→ **ENTRIES PROVIDED**:
━━━━━━━━━━━━━━━━━━━━

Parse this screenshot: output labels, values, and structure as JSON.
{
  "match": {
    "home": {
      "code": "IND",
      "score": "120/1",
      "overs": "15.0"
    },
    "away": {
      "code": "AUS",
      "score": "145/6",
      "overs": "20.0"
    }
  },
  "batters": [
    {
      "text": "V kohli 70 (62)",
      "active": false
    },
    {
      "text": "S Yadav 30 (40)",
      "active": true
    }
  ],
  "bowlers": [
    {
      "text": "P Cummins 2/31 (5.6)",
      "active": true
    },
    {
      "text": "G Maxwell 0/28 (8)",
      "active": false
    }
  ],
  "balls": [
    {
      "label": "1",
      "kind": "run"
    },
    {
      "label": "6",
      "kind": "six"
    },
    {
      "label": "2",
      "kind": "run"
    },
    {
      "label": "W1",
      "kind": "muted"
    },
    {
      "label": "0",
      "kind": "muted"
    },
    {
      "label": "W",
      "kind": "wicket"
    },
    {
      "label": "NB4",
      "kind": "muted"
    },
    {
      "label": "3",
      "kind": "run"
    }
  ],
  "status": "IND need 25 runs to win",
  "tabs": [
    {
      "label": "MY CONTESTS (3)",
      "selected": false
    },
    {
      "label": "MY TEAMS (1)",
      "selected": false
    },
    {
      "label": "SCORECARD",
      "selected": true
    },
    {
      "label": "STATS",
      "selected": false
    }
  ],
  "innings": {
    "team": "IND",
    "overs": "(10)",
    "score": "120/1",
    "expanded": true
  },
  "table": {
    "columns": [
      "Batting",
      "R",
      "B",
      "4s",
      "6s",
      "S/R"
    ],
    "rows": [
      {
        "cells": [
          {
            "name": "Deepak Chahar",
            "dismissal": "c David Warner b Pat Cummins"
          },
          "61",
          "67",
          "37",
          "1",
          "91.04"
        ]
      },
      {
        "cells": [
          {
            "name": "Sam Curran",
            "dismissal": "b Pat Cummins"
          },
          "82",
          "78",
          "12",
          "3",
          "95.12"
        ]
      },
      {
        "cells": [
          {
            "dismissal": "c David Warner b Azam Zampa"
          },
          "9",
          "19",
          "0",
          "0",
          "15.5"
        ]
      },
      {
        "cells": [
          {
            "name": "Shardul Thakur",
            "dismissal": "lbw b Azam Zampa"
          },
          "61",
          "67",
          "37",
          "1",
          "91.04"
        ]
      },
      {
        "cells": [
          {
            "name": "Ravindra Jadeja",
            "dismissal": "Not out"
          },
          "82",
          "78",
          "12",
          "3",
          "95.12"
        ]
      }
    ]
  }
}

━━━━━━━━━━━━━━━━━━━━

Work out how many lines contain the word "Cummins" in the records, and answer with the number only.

3